▶ DESCRIPTION OF THE TASK
Using the records below, find every line that includes "badge" and copy it.
+++
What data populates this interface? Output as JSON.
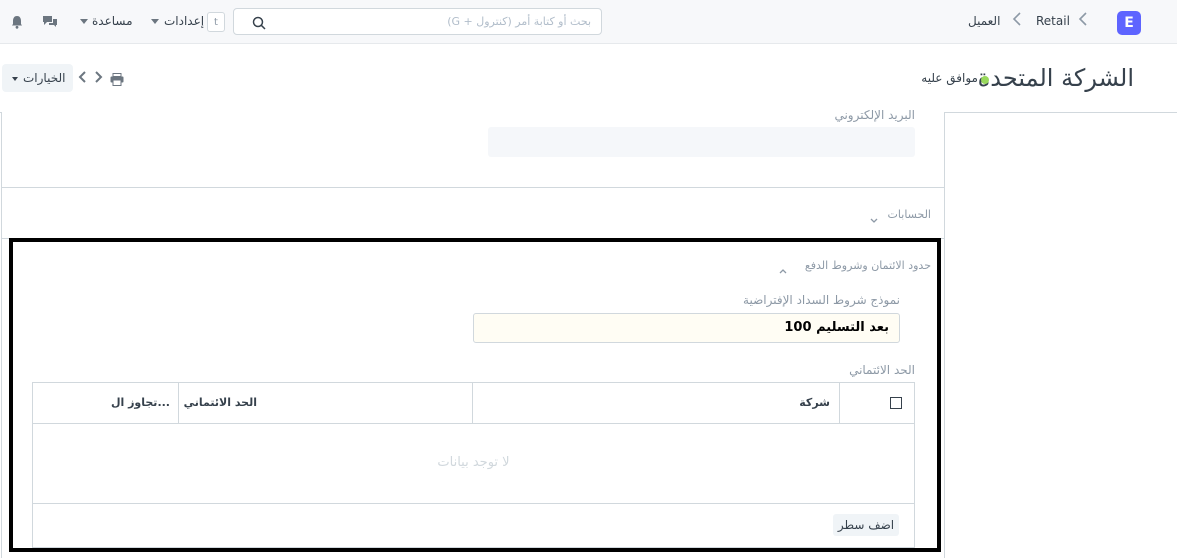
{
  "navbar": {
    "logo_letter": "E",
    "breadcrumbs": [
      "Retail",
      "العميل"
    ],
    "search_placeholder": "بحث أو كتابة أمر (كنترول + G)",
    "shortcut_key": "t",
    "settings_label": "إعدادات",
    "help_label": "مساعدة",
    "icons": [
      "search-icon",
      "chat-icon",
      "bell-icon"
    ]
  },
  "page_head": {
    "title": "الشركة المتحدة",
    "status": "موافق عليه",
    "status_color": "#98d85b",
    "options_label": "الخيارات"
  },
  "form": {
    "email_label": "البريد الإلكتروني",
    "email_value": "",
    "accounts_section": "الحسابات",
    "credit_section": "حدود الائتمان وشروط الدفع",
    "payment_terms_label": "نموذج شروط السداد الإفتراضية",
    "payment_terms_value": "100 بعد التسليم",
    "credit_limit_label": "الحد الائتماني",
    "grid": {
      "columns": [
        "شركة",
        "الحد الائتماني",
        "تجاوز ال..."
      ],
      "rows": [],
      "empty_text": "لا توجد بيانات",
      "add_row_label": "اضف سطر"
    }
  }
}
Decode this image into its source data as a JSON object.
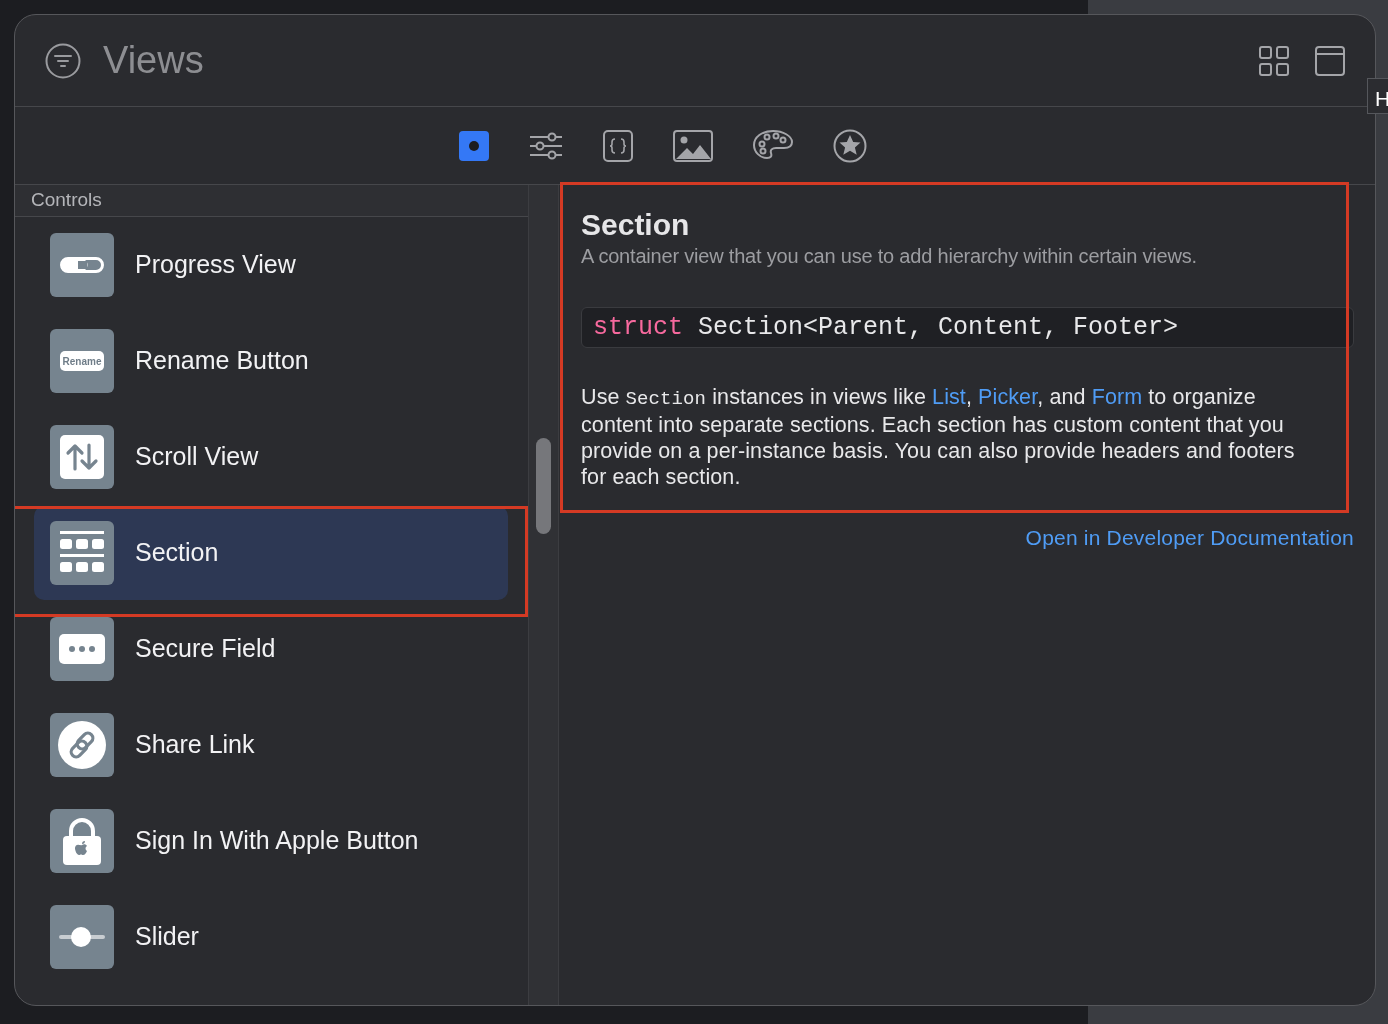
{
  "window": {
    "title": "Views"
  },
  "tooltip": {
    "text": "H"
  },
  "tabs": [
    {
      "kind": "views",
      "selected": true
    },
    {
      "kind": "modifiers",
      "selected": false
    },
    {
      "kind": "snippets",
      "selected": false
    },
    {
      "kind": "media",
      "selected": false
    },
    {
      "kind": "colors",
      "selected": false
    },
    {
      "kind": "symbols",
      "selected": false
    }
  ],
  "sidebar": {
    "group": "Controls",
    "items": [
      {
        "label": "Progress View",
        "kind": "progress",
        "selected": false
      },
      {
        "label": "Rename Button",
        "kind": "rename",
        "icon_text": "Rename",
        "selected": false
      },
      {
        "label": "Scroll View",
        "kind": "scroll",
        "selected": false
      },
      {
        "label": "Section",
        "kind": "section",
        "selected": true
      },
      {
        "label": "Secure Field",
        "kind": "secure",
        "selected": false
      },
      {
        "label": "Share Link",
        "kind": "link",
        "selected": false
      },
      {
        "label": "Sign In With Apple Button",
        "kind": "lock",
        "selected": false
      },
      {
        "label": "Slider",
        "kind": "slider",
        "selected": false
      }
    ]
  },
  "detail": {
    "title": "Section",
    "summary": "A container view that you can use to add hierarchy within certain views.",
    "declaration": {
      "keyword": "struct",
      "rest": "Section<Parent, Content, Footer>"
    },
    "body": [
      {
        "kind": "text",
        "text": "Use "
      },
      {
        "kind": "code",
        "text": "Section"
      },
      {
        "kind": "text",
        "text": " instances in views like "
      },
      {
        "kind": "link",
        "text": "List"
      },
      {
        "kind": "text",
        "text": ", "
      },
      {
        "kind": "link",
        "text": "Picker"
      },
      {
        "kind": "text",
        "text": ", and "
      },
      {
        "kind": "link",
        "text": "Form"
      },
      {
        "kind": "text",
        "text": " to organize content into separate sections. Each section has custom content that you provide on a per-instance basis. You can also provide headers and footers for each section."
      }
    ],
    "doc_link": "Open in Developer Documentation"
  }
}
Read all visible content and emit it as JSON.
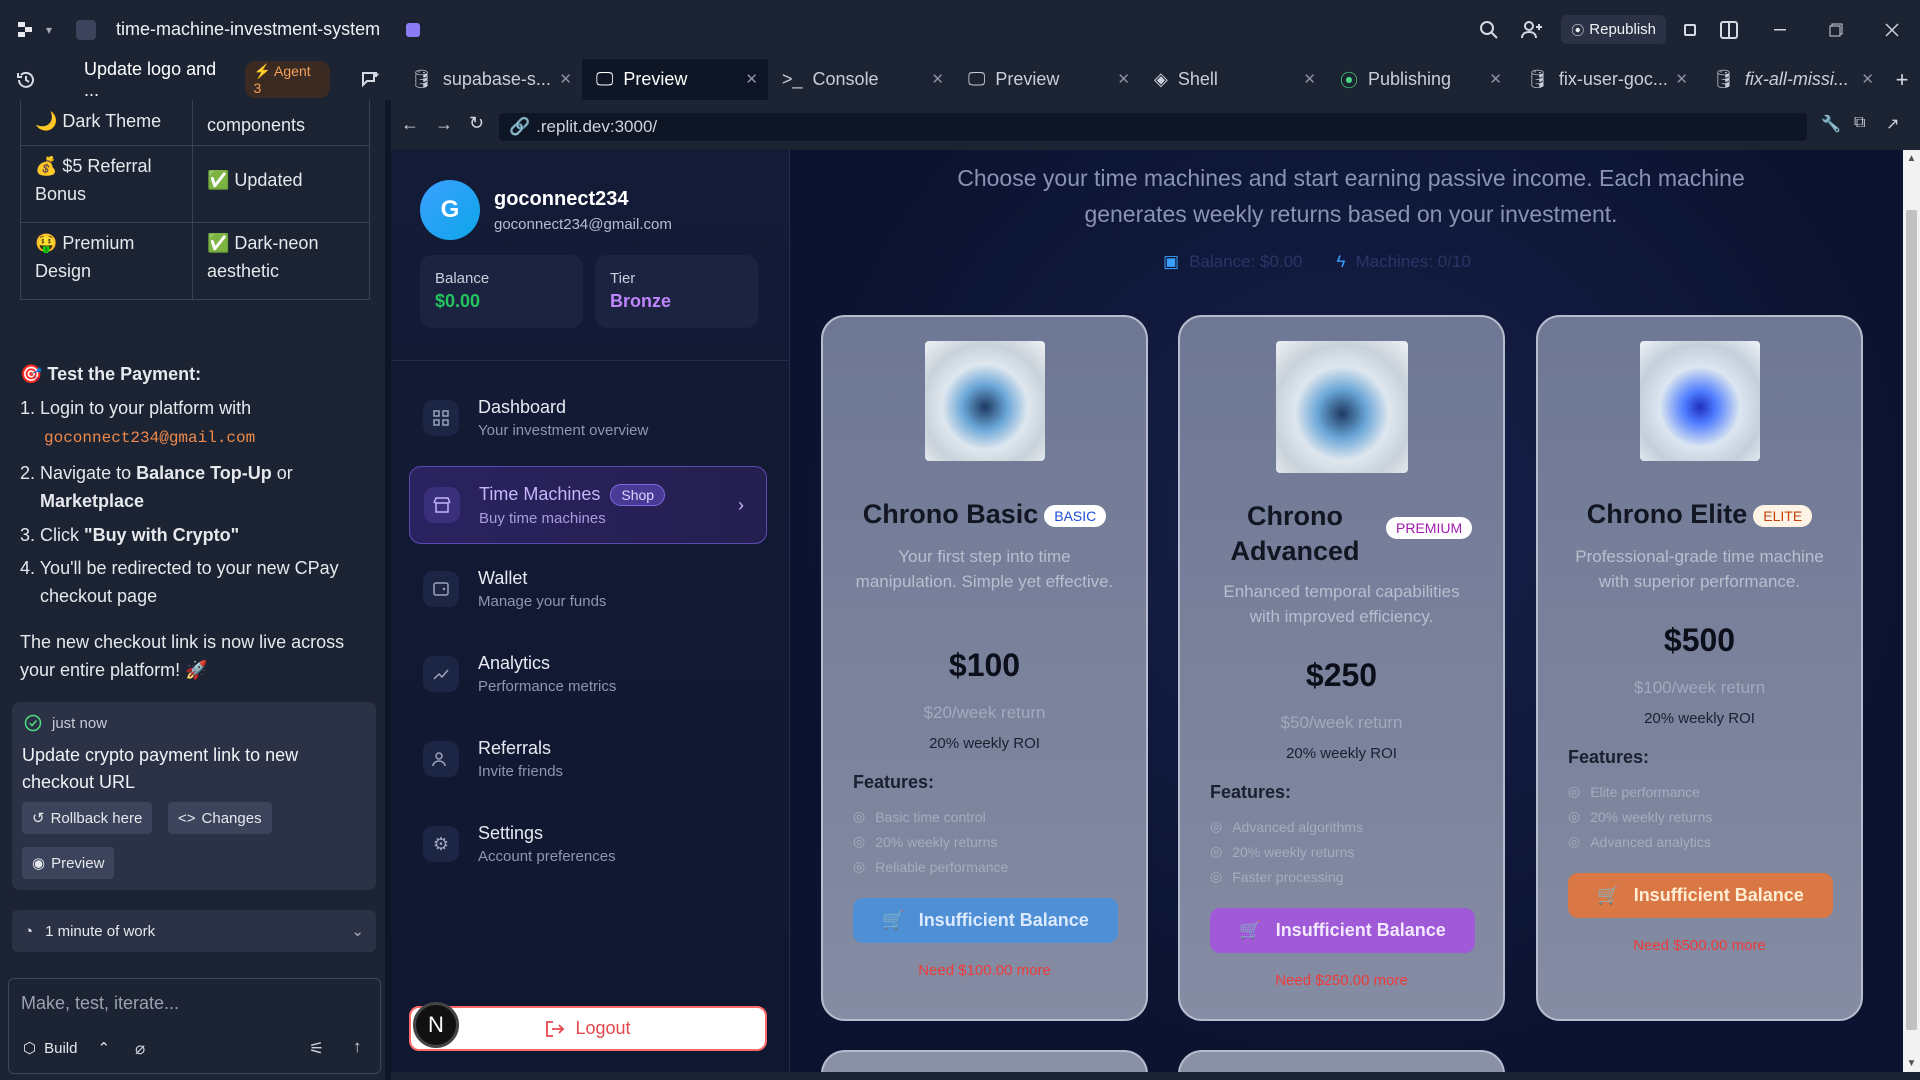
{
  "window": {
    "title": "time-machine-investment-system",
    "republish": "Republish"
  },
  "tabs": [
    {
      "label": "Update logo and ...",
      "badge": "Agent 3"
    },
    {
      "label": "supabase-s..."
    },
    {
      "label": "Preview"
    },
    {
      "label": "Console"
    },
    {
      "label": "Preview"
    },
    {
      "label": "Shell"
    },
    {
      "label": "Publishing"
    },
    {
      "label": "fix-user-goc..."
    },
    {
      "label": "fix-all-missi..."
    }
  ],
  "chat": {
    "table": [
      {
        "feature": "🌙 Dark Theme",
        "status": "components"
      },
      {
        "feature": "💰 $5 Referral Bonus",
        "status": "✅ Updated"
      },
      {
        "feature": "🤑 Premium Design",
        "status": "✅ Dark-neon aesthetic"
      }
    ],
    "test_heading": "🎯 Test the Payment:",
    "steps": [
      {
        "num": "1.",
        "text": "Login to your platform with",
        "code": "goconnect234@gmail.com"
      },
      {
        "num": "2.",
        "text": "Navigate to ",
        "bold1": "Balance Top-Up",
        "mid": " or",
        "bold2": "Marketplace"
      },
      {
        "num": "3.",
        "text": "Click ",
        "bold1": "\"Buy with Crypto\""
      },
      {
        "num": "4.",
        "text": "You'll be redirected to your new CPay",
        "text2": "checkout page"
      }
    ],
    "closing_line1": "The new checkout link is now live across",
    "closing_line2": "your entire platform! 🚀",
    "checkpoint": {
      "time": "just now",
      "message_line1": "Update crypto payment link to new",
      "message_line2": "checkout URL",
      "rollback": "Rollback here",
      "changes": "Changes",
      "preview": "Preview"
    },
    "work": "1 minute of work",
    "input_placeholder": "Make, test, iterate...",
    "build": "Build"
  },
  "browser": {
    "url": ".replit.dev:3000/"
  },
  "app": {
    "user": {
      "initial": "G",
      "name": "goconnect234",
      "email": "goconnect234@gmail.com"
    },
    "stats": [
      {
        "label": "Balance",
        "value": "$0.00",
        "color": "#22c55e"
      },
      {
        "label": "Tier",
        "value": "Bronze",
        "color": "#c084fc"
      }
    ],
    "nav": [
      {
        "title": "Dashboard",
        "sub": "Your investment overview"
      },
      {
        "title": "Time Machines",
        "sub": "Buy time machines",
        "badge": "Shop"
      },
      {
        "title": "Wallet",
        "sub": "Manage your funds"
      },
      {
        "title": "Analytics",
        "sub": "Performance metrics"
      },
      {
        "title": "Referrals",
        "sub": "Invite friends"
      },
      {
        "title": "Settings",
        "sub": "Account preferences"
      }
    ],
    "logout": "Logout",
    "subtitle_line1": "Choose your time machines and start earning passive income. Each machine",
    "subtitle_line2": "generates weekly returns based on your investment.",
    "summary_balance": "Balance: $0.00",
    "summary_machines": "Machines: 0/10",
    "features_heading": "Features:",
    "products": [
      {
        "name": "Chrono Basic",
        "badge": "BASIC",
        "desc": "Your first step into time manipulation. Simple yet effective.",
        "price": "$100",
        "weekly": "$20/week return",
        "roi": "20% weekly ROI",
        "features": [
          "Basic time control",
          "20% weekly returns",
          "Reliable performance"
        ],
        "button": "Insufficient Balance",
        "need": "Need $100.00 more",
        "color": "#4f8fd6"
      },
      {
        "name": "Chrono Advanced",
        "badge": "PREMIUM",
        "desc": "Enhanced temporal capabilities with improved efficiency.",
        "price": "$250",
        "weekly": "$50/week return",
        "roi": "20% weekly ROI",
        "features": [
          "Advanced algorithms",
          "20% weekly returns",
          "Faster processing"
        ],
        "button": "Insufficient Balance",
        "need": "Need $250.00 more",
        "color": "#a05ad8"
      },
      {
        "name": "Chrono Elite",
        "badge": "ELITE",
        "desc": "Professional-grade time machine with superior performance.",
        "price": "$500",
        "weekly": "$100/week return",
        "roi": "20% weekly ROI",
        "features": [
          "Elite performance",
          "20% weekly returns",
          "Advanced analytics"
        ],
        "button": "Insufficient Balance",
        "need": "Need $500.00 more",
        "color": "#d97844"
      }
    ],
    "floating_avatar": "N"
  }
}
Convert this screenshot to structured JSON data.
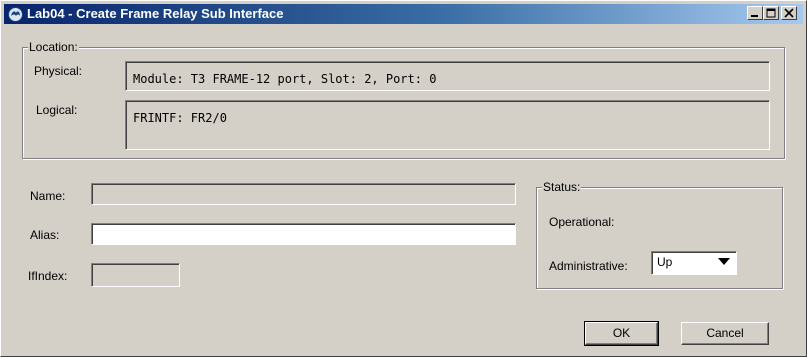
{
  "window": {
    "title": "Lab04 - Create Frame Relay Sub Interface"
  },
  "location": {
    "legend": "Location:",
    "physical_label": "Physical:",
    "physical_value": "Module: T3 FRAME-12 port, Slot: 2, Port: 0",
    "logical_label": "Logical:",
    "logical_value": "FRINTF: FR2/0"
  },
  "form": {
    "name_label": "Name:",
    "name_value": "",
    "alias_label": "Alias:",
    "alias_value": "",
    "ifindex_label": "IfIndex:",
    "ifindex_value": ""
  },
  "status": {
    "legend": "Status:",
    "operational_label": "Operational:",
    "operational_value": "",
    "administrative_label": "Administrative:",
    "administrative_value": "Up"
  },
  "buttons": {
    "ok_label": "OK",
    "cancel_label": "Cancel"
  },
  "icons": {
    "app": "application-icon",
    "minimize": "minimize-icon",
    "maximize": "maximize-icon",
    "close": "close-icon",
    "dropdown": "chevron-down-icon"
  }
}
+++
▶ COMPLETED TASK
      "badge": "Agent 3"
        "badge": "Shop"
        "badge": "BASIC",
        "badge": "PREMIUM",
        "badge": "ELITE",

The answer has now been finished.